Across the region, the average quarterly increase in capital values in 1Q11 was 3.1%, compared with 2.9% in 4Q10. Again Hong Kong outperformed on a year-on-year basis, recording a 42% increase in capital values on the back of strong buying activity, largely by local investors.

We expect leasing demand to remain solid this year, though vacancies are still set to rise in some markets over the next few quarters due to ample supply additions. Consistent with strong fundamentals, the regional office market is now largely landlord favourable. Rental growth of up to 30% is expected across the region this year, with the strongest growth likely to be seen in supply constrained markets. Tokyo will however see a further delay in recovery and is forecast to record an annual decline of up to 5% in view of the recent events. A few laggards are also likely to see either no growth or some residual rental declines.

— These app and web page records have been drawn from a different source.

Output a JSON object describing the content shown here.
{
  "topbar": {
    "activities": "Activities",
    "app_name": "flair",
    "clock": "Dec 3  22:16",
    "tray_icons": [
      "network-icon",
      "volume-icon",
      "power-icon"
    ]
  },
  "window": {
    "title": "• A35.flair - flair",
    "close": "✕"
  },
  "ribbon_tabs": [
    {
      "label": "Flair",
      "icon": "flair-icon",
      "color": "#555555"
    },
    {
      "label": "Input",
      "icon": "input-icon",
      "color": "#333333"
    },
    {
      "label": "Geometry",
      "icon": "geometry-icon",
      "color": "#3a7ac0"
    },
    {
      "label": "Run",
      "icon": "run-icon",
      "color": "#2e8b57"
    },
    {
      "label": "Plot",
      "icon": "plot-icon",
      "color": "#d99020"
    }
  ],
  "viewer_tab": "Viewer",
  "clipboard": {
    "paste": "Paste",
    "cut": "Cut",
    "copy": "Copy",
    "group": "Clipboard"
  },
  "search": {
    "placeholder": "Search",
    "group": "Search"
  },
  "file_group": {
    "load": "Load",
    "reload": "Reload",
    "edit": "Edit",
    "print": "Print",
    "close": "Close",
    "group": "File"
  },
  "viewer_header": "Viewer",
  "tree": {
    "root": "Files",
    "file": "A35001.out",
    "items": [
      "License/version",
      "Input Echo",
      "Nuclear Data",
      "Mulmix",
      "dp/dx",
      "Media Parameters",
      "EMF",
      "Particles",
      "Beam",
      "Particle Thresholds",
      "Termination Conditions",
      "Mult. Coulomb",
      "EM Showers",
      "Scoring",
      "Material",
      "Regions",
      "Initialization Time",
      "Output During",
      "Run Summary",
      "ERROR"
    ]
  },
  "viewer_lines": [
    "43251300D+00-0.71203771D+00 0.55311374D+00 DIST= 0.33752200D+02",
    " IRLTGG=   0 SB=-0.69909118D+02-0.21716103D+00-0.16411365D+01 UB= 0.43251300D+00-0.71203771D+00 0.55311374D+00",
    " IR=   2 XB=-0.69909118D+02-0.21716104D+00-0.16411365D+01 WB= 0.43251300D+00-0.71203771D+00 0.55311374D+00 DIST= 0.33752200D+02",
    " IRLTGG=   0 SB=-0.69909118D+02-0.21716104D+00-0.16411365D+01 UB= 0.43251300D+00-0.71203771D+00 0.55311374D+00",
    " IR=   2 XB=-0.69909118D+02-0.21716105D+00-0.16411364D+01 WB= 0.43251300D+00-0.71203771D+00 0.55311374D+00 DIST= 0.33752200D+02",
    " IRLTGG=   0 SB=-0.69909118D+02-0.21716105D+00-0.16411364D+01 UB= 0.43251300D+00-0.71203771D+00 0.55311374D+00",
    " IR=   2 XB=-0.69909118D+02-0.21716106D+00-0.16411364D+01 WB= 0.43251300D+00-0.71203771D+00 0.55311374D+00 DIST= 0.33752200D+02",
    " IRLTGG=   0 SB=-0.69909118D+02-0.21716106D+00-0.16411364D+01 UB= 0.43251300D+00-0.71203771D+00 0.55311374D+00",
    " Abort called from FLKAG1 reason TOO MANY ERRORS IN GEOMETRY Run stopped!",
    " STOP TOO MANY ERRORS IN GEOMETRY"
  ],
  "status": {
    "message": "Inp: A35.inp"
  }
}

Stuart Crow, Head of Asia Pacific Capital Markets says, “Markets across the region continue to be dominated by local investors, with typically the biggest deals being bought by Asian buyers. We continue to see are interest from global investors keen to participate in the growth in Asia Pacific. The result is both rising capital values in most of the markets. Transaction volumes are currently on target to meet our estimated USD 100 billion of deals this year having reached USD 27 billion in the first quarter.”

Capital values are expected to increase in nearly all markets outside of North Asia during 2011, by up to 35%, as rental performance and investor confidence further improve. Markets expected to see the largest growth include Hong Kong, Singapore and the China Tier I cities.